Tuesday, March 11, 2014

If and When Shoes

1989 Me with Allyson
at my bridesmaid luncheon
Little girls love to dress up in fancy dresses, borrow mommy's purse and wear her shoes.  Allyson, my best friend growing up, and I looked so stylish dressed up in my mom's high heels one day.  It didn't matter that the shoes were twice as big as our feet.  We clunked and shuffled out the front door headed to Allyson's house to find more stuff. Stomp, stomp across the porch and down the step until CRASH! Allyson flew to the yard dragging her knee and shin across the rough edges of the concrete steps.  Along with grownup jewelry, she wore mercuricome and Band-Aids as accessories that day, but we found our own shoes that fit and walked down the street to the purses in her mom's closet in search of chewing gum and nickels, and then to the station wagon to pick our kids up from school.

As a grownup, I'm supposed to wear my own shoes or at least shoes that fit and are comfortable, so wearing a new pair of shoes on a 1.2 mile walk around EPCOT wasn't a good idea. Imagine walking a mile in a pair of shoes you've never walked a mile in. I probably should've learned a lesson about wearing my own shoes and walking a mile in shoes that have been walked in first.


Ready to become a REAL mommy
If those kids were mine, I'd make them behave in the shoe department.  When I'm old and can't take care of myself, I'll be more than happy in assisted living and won't complain about being there or the shoes my daughter brings me. Dependent clauses beginning with If and When are often joined with statements that haven't happened, so the outcome is unknown. Do I know for certain what I'll do when I'm older? No.  Did I know what kind of parent I'd be before I had kids? No. I only had an idea

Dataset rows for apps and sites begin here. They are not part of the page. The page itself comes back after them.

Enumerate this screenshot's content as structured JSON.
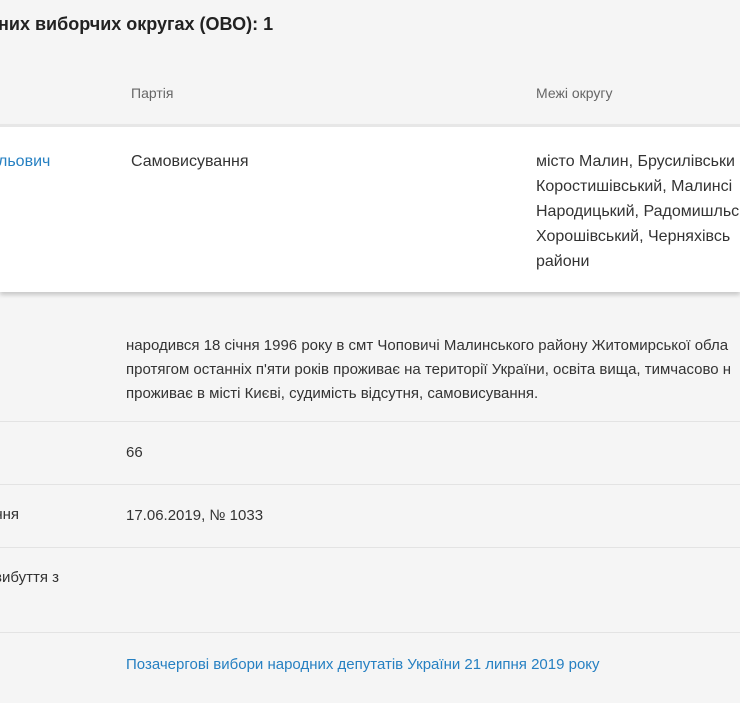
{
  "header": {
    "title": "них виборчих округах (ОВО): 1"
  },
  "table": {
    "columns": {
      "party": "Партія",
      "boundaries": "Межі округу"
    },
    "row": {
      "candidate_name": "льович",
      "party": "Самовисування",
      "boundaries_lines": [
        "місто Малин, Брусилівськи",
        "Коростишівський, Малинсі",
        "Народицький, Радомишльс",
        "Хорошівський, Черняхівсь",
        "райони"
      ]
    }
  },
  "details": {
    "bio_lines": [
      "народився 18 січня 1996 року в смт Чоповичі Малинського району Житомирської обла",
      "протягом останніх п'яти років проживає на території України, освіта вища, тимчасово н",
      "проживає в місті Києві, судимість відсутня, самовисування."
    ],
    "number_value": "66",
    "registration_label": "ання",
    "registration_value": "17.06.2019, № 1033",
    "dropout_label": "вибуття з",
    "election_link": "Позачергові вибори народних депутатів України 21 липня 2019 року"
  }
}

I've walked many miles in my own shoes: raising three kids, teaching, working retail, being the youngest child, being married,  attending a small college, having A.D.D., being depressed,  writing a blog, and so on.  The list of shoes I haven't walked in is much longer: retiring, divorcing, raising an only child, raising a special needs child, being a nurse, working in a bank, owning a business, losing a home, living in a wheelchair, coaching a team, serving in the military, burying a parent or a child, and so on. Do I know what I would do If or When?  No. I only know what it's like to raise Luke, Hope, and James. I only know what it's like to be married to David (bless his heart).


It's tough remembering that I haven't walked in different shoes but easy to have ideas of what I would do in those shoes. Sometimes, my If and When clauses are about situations, but too often they're about others and how they're walking in their shoes. I couldn't possibly count the times I commented on how I would do things differently If and When I wore their shoes, only to find myself crashed, wounded, and blistered. Luckily, God doesn't count them either because I'm forgiven for those times.

How can I know what I'll do When I'm a grandmother or a mother-in-law, when my daughter moves away, or when I have to give up the house and yard I love? And, what do I do with If? I can empathize with people whose shoe list resembles mine, but every situation is different.  I have friends with three kids, but they're not my kids.  I have friends who teach, but we have different students. I know many who are depressed, but I'm not living their lives.  Lately, I've realized there's only one way I can know what I'll do When, or what I can tell friends If they ask about their If and When.

My son, eat honey because it is good, And the honeycomb which is sweet to your taste; So shall the knowledge of wisdom be to your soul; If you have found it, there is a prospect, And your hope will not be cut off. Proverbs 24:13-14

The LORD remains near to all who call out to him, to everyone who calls out to him sincerely. Psalm 145:18

Call on God. Walk with Him. Search for His truth, His wisdom. Unfortunately, there are circumstances I can't control, but I can constantly work on my walk with God.  I've only walked in my own shoes, but so has He. If and When I work on this relationship, when I'm walking with Him and learning His wisdom, I don't have to worry about the When Shoes I haven't worn yet or the If shoes I may never wear. He walked in your shoes and knows your If and When before they happen.



Put your own shoes on and walk with God,




Speaking of shoes....

Sole Hope not only puts shoes on the feet of children in Africa, they also treat the heartbreaking medical condition of the parasite chigoe flea, or jigger. Take a look at my friend Cindy O'Brien's blog about this amazing ministry. www.cindyobrien78.blogspot.com Sole Hope's website is www.solehope.com

Dawn Staley, Olympic athlete and women's basketball coach at University of South Carolina, started the national charity Innersole that puts shoes on children in need. www.innersole.org